During the week, we took some time for ourselves and completed six meditation-oriented Daily Mind Games to try to shift our brains into a more relaxed and calm state. Guided by strategies summarized in The Relaxation Response, we adopted a passive mindset and cleared our minds of anxiety-producing clutter. Hopefully, this approach helped you become more relaxed. I really enjoyed these challenges, and am going to try to incorporate this type of meditation into a daily routine.
Did you miss the Week of Relaxation? No problemo: get caught up!
Week of Relaxation
Day 1: Peace and Quiet - Find a meditation spot.
Day 2: Passive - Do nothing. Seriously.
Day 3: Mantra - The secret weapon of the uber-relaxed.
Day 4: Heavy - Get loose.
Day 5: Down - Get down.
Day 6: Timeless - Escape the clock.
Now that we're all relaxed and happy, I think it's time to get back to some heavy cognitive lifting. A basic definition of metacognition is awareness of our own thinking and understanding. Next week, we're going to extend that definition a bit and include our behavior as a part of our metacognitive domain. In other words, we can observe our own thoughts as part of an applied metacognitive strategy but we can also observe our own behavior. This would be a behaviorist approach to metacognition.
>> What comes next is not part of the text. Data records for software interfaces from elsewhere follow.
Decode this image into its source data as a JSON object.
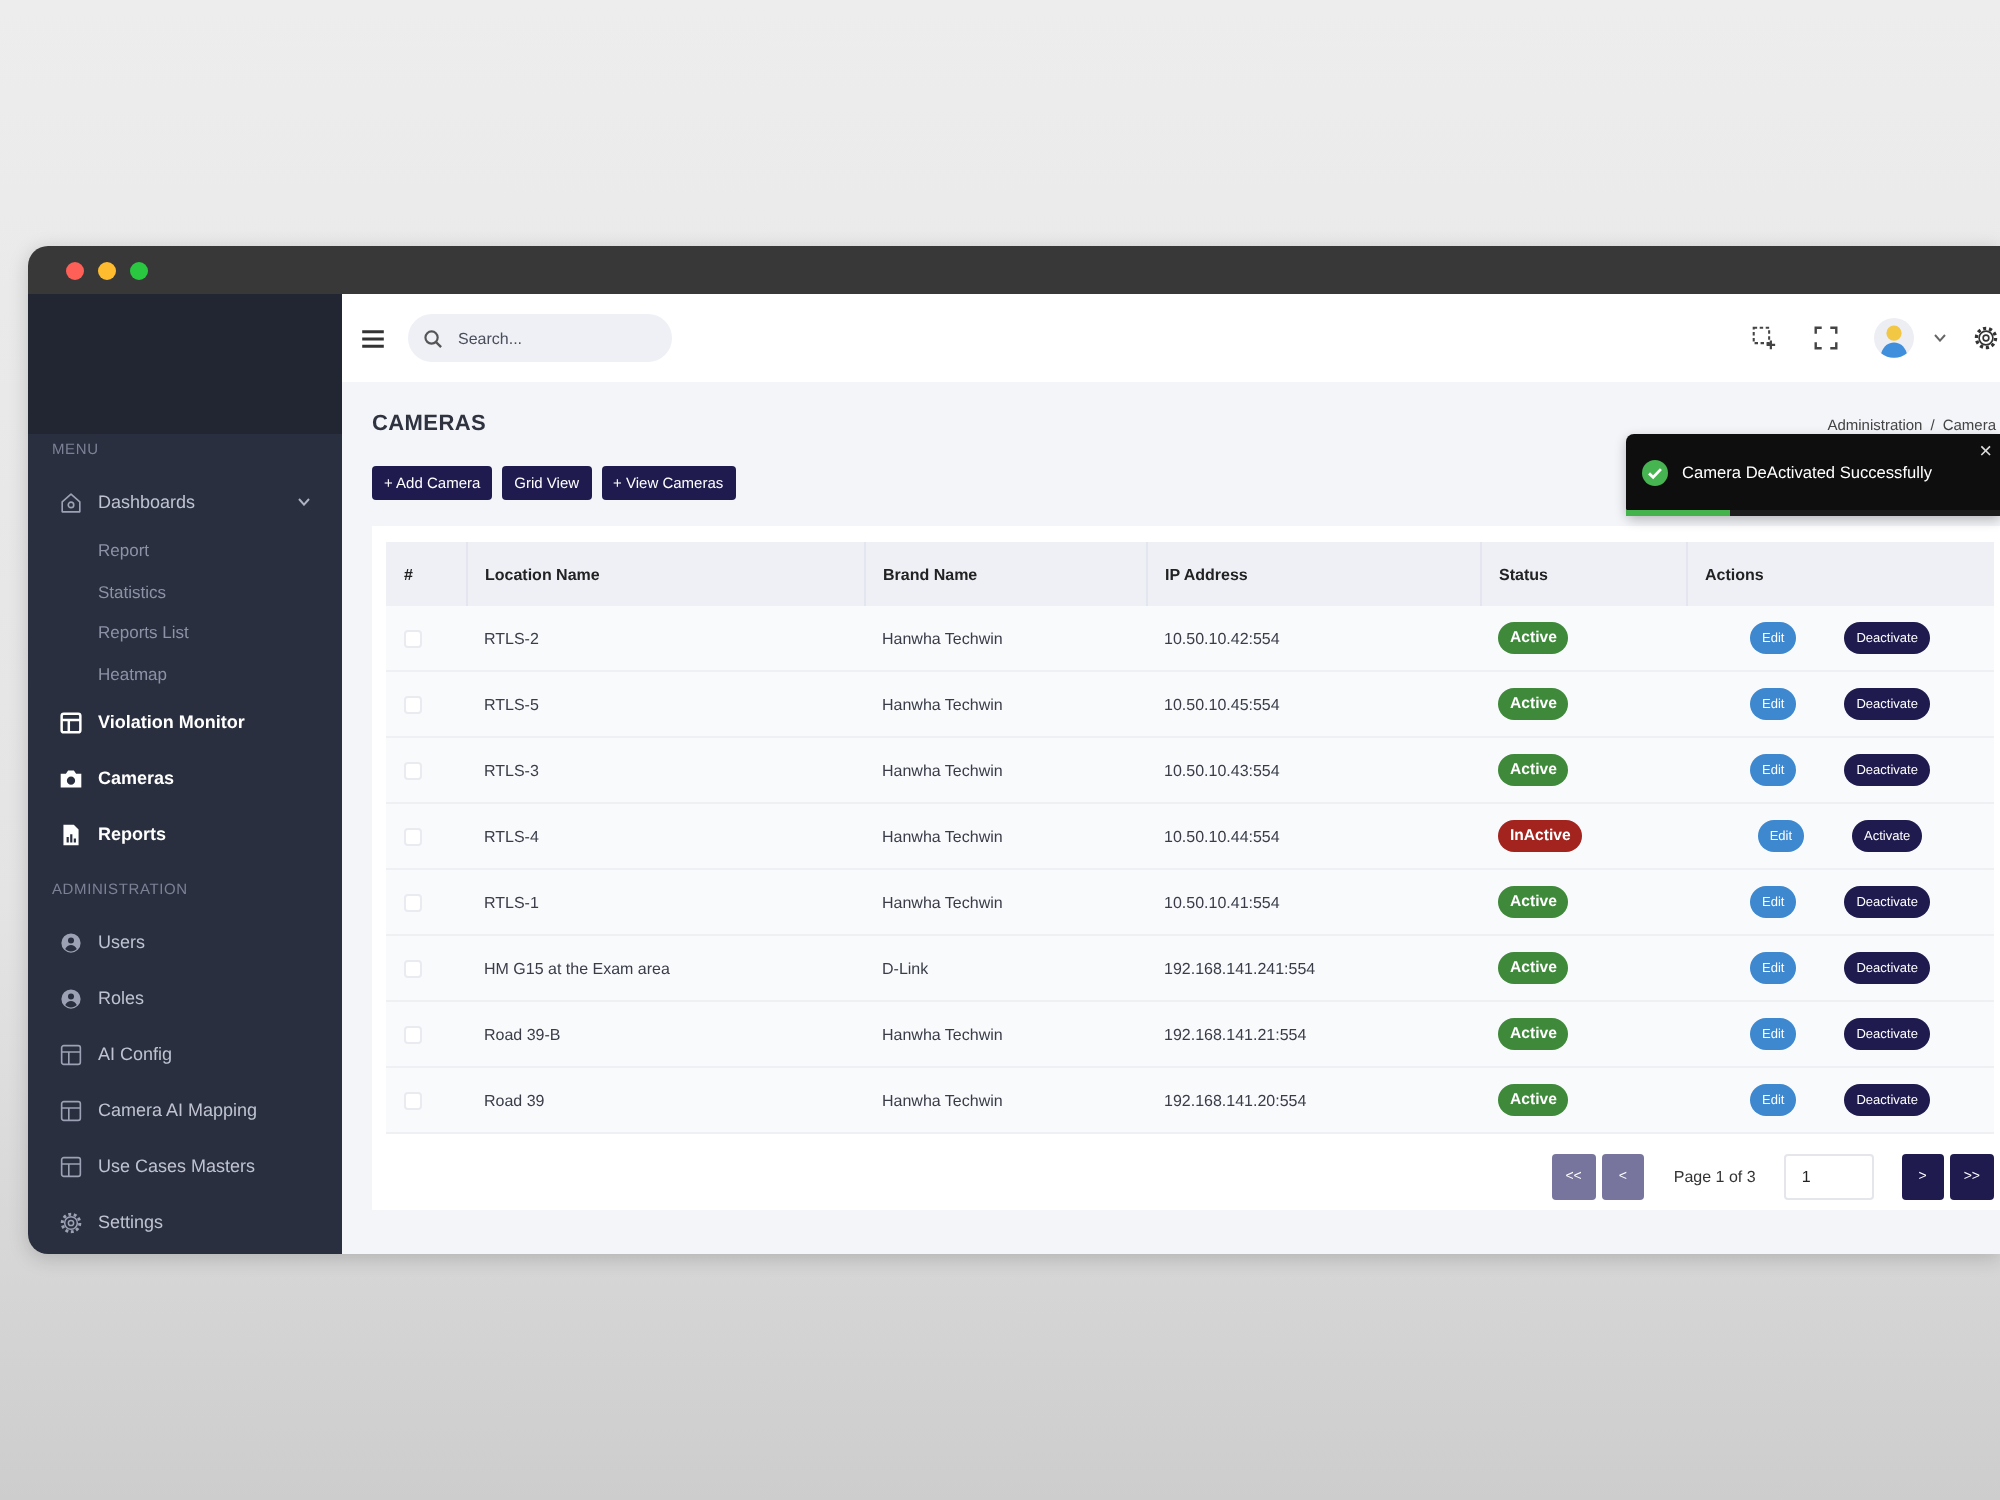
{
  "sidebar": {
    "sections": [
      {
        "label": "MENU",
        "items": [
          {
            "kind": "group",
            "label": "Dashboards",
            "highlighted": false,
            "expanded": true,
            "children": [
              {
                "label": "Report"
              },
              {
                "label": "Statistics"
              },
              {
                "label": "Reports List"
              },
              {
                "label": "Heatmap"
              }
            ]
          },
          {
            "kind": "link",
            "label": "Violation Monitor",
            "highlighted": true
          },
          {
            "kind": "link",
            "label": "Cameras",
            "highlighted": true
          },
          {
            "kind": "link",
            "label": "Reports",
            "highlighted": true
          }
        ]
      },
      {
        "label": "ADMINISTRATION",
        "items": [
          {
            "kind": "link",
            "label": "Users",
            "highlighted": false
          },
          {
            "kind": "link",
            "label": "Roles",
            "highlighted": false
          },
          {
            "kind": "link",
            "label": "AI Config",
            "highlighted": false
          },
          {
            "kind": "link",
            "label": "Camera AI Mapping",
            "highlighted": false
          },
          {
            "kind": "link",
            "label": "Use Cases Masters",
            "highlighted": false
          },
          {
            "kind": "link",
            "label": "Settings",
            "highlighted": false
          }
        ]
      }
    ]
  },
  "topbar": {
    "search": {
      "placeholder": "Search..."
    }
  },
  "page": {
    "title": "CAMERAS",
    "breadcrumb": {
      "items": [
        "Administration",
        "Camera"
      ],
      "separator": "/"
    },
    "buttons": [
      "+ Add Camera",
      "Grid View",
      "+ View Cameras"
    ]
  },
  "table": {
    "columns": [
      "#",
      "Location Name",
      "Brand Name",
      "IP Address",
      "Status",
      "Actions"
    ],
    "rows": [
      {
        "checked": false,
        "location": "RTLS-2",
        "brand": "Hanwha Techwin",
        "ip": "10.50.10.42:554",
        "status": {
          "label": "Active",
          "kind": "active"
        },
        "actions": [
          {
            "label": "Edit",
            "kind": "edit"
          },
          {
            "label": "Deactivate",
            "kind": "deactivate"
          }
        ]
      },
      {
        "checked": false,
        "location": "RTLS-5",
        "brand": "Hanwha Techwin",
        "ip": "10.50.10.45:554",
        "status": {
          "label": "Active",
          "kind": "active"
        },
        "actions": [
          {
            "label": "Edit",
            "kind": "edit"
          },
          {
            "label": "Deactivate",
            "kind": "deactivate"
          }
        ]
      },
      {
        "checked": false,
        "location": "RTLS-3",
        "brand": "Hanwha Techwin",
        "ip": "10.50.10.43:554",
        "status": {
          "label": "Active",
          "kind": "active"
        },
        "actions": [
          {
            "label": "Edit",
            "kind": "edit"
          },
          {
            "label": "Deactivate",
            "kind": "deactivate"
          }
        ]
      },
      {
        "checked": false,
        "location": "RTLS-4",
        "brand": "Hanwha Techwin",
        "ip": "10.50.10.44:554",
        "status": {
          "label": "InActive",
          "kind": "inactive"
        },
        "actions": [
          {
            "label": "Edit",
            "kind": "edit"
          },
          {
            "label": "Activate",
            "kind": "activate"
          }
        ]
      },
      {
        "checked": false,
        "location": "RTLS-1",
        "brand": "Hanwha Techwin",
        "ip": "10.50.10.41:554",
        "status": {
          "label": "Active",
          "kind": "active"
        },
        "actions": [
          {
            "label": "Edit",
            "kind": "edit"
          },
          {
            "label": "Deactivate",
            "kind": "deactivate"
          }
        ]
      },
      {
        "checked": false,
        "location": "HM G15 at the Exam area",
        "brand": "D-Link",
        "ip": "192.168.141.241:554",
        "status": {
          "label": "Active",
          "kind": "active"
        },
        "actions": [
          {
            "label": "Edit",
            "kind": "edit"
          },
          {
            "label": "Deactivate",
            "kind": "deactivate"
          }
        ]
      },
      {
        "checked": false,
        "location": "Road 39-B",
        "brand": "Hanwha Techwin",
        "ip": "192.168.141.21:554",
        "status": {
          "label": "Active",
          "kind": "active"
        },
        "actions": [
          {
            "label": "Edit",
            "kind": "edit"
          },
          {
            "label": "Deactivate",
            "kind": "deactivate"
          }
        ]
      },
      {
        "checked": false,
        "location": "Road 39",
        "brand": "Hanwha Techwin",
        "ip": "192.168.141.20:554",
        "status": {
          "label": "Active",
          "kind": "active"
        },
        "actions": [
          {
            "label": "Edit",
            "kind": "edit"
          },
          {
            "label": "Deactivate",
            "kind": "deactivate"
          }
        ]
      }
    ]
  },
  "pagination": {
    "prev_buttons": [
      {
        "label": "<<",
        "disabled": true
      },
      {
        "label": "<",
        "disabled": true
      }
    ],
    "info": "Page 1 of 3",
    "page_input": {
      "value": "1"
    },
    "next_buttons": [
      {
        "label": ">",
        "disabled": false
      },
      {
        "label": ">>",
        "disabled": false
      }
    ]
  },
  "toast": {
    "message": "Camera DeActivated Successfully",
    "close": "×",
    "level": 0.28
  }
}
What's the point you may ask? I would argue that, for most of us, our biggest "problems" are problems in behavior: we eat too much, we don't work enough, we spend too much, etc. Unfortunately, most of us (myself included) often don't realize what's going on until the negative consequences are born out. Next week, we're going to work on self-awareness in order to combat bad behaviors that result from a "mindless" approach to life. Specifically, we're going to consciously track our own behavior across a series of critical domains in order to generate a more accurate assessment of our own behavior. Time to get serious!
Links: Check out other Weeks of Metacognition